First, God had ordered His people into various battles, which resulted in the deaths of many men. These deaths would inevitably cause at least an entire generation in which the normal 50/50 balance of women to men was skewed. With a one-to-one pairing of husband to wife, there would be a large excess of unmarried women. In God's eyes, it is "not good" for either a man or a woman to be alone (Gen. 2:18), maritally (except in rare circumstances: Matt. 19:11-12). Therefore, polygyny provided an opportunity for these women to be in a marriage covenant so that they would not be tempted to go to the Gentiles for husbands.
Second, God wanted the tribal inheritance lines to continue, at least while the Mosaic Covenant was in effect. He cared about this enough that He created the institution of Levirate marriage (Deut. 25:5-6), in which a childless widow could marry her deceased husband's brother in order to produce offspring to continue the family line. This was despite the normal prohibition of marrying a brother's wife (Lev.18:16), so it shows how important the issue of tribal inheritance was. Under these circumstance, when a wife was barren, it was completely acceptable (and legal) for a man to take another wife in order to provide offspring. There are multiple Biblical examples of this.
In no way was polygyny considered an "optimal" marriage arrangement, even in the Old Covenant. It was simply an acceptable (legal) response to sub-optimal circumstances (death in warfare and barrenness). We can speculate as to why Jesus closed off polygyny as an option: in the New Covenant, warfare will not be a norm, and tribal inheritance tied to the land is now irrelevant. Barrenness can be solved by adoption. Thus, we are back to the optimum: one man and one woman.
There must be factions among you... (1 Cor. 11:19)

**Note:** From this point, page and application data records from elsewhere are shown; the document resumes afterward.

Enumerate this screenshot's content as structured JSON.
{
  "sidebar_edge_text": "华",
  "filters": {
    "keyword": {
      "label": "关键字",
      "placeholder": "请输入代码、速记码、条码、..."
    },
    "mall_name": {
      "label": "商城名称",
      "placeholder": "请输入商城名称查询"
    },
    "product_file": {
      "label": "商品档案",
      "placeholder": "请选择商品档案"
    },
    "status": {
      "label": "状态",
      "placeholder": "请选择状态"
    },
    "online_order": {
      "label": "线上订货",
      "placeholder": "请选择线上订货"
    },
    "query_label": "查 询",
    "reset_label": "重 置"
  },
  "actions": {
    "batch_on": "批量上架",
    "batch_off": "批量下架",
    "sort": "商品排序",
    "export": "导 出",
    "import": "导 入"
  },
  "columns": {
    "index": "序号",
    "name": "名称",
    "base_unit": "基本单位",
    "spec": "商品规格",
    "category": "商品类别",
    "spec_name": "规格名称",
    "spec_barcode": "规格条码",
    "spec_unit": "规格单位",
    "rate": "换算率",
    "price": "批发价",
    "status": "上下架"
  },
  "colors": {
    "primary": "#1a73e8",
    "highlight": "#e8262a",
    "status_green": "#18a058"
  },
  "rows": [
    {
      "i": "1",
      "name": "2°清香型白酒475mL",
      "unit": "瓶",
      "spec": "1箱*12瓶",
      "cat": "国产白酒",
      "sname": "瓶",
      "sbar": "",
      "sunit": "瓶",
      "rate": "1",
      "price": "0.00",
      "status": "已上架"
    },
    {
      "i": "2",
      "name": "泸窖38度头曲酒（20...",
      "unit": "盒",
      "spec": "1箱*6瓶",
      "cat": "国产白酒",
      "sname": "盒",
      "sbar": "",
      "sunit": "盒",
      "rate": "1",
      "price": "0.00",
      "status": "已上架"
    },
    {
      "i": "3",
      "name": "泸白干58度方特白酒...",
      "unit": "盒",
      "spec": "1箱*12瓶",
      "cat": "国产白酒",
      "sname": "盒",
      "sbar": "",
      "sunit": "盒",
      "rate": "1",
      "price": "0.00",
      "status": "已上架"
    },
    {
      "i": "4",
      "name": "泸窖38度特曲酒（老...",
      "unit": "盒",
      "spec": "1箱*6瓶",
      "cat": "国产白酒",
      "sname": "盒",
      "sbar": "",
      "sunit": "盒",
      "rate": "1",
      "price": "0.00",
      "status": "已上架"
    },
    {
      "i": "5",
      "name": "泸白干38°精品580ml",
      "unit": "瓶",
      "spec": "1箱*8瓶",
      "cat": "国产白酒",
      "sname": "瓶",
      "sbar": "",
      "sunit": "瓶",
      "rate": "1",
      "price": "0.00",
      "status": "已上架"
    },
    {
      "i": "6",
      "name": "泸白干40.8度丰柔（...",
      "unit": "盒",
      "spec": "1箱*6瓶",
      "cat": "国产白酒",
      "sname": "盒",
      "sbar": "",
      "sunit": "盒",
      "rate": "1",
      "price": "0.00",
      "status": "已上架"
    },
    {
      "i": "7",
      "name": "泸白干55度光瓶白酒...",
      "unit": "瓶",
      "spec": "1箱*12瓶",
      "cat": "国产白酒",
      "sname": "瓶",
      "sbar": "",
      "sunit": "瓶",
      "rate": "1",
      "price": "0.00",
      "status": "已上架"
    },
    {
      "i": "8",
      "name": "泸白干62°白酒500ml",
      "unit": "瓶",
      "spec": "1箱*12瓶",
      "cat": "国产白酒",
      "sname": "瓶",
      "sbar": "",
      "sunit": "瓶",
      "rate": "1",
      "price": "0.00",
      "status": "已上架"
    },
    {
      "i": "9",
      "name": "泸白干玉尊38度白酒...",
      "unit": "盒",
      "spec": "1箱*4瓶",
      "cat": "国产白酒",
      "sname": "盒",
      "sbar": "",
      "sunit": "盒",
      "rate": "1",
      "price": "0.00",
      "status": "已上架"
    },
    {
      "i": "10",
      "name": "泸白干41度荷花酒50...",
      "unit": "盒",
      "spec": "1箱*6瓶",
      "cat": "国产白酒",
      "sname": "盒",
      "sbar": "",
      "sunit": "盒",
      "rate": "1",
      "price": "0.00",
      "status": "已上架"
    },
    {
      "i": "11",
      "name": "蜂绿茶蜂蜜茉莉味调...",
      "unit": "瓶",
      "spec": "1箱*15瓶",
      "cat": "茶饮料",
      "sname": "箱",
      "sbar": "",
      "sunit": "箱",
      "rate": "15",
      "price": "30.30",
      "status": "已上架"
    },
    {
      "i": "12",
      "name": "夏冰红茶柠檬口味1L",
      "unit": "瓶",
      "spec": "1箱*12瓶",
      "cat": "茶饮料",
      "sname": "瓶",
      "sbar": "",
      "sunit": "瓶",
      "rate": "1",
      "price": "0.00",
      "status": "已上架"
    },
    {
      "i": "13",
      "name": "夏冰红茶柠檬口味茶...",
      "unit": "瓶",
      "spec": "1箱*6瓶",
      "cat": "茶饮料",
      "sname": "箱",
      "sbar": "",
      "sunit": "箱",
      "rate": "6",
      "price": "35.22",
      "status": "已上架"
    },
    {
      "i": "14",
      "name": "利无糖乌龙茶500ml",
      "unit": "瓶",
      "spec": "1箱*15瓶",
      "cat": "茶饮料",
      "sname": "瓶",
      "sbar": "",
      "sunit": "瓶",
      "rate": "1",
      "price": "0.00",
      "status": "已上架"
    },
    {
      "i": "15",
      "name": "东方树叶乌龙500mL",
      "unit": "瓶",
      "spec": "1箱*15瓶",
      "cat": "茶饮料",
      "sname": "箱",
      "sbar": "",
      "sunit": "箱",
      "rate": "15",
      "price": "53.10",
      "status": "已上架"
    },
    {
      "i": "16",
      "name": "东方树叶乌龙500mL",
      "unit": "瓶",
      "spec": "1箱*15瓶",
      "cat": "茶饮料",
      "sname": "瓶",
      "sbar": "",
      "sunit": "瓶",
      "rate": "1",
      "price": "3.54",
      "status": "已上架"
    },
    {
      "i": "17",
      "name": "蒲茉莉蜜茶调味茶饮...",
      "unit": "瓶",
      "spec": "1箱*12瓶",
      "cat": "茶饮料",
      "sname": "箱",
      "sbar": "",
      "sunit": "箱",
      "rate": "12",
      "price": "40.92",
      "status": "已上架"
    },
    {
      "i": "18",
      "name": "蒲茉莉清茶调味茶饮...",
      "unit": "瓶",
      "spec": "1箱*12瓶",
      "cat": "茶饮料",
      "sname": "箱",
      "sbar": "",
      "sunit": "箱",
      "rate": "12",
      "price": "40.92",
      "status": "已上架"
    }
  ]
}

If Jesus' prohibition of polygyny is the correct interpretation of Matt. 19:9 (and I believe it is), then it brings a major implication: polygyny must be punished by the civil government in the same way as adultery. Even if you think that the civil penalty for adultery (Lev. 20:10) has been abolished — I do not — then you still probably believe that unrepentant adultery is grounds for excommunication. Therefore polygyny must also be grounds for excommunication.
There are Christians who believe that polygyny is allowable under the New Covenant. I'm not talking about Mormons, who are followers of a false prophet; they are not Christians. I'm also not talking about Christians who use divorce to engage in "serial polygyny" (although there are lots of those around). I'm talking about Christians like Martin Luther:
Martin Luther personally thought polygyny was a bad idea, but he had no Biblical argument against it. I am not going to deny the label "Christian" to someone who honestly believes (like Martin Luther did) that polygyny is still OK. I disagree, but it is a genuinely debatable point. I would not even separate from a Christian brother who still supported polygyny verbally, but did not practice it. But if a Christian brother decided to practice polygyny, I would have to separate from him. If the act of polygyny becomes equivalent to adultery (as Jesus said in Matt. 19:9) then polygyny is both a crime and an excommunicable offense. It cannot be merely a "conscience issue," like observance of food laws, or feast days.
Therefore, differing interpretations can lead to separation, on issues which have civil government implications. A Christian community can either be "pro-polygyny" or "anti-polygyny" when it comes to law. This doesn't mean that one Christian community can impose its law by force on everyone else (the way that Christians imposed their anti-polygyny law on Mormons in 1878; see Reynolds v. United States). That is not what Jesus intended: Matt. 20:25. But we should draw a civil government boundary line between us. This difference in interpretation leads, logically, to two different governments (two different jurisdictions). God will eventually show which "faction" is genuinely following His will (1 Cor. 11:19).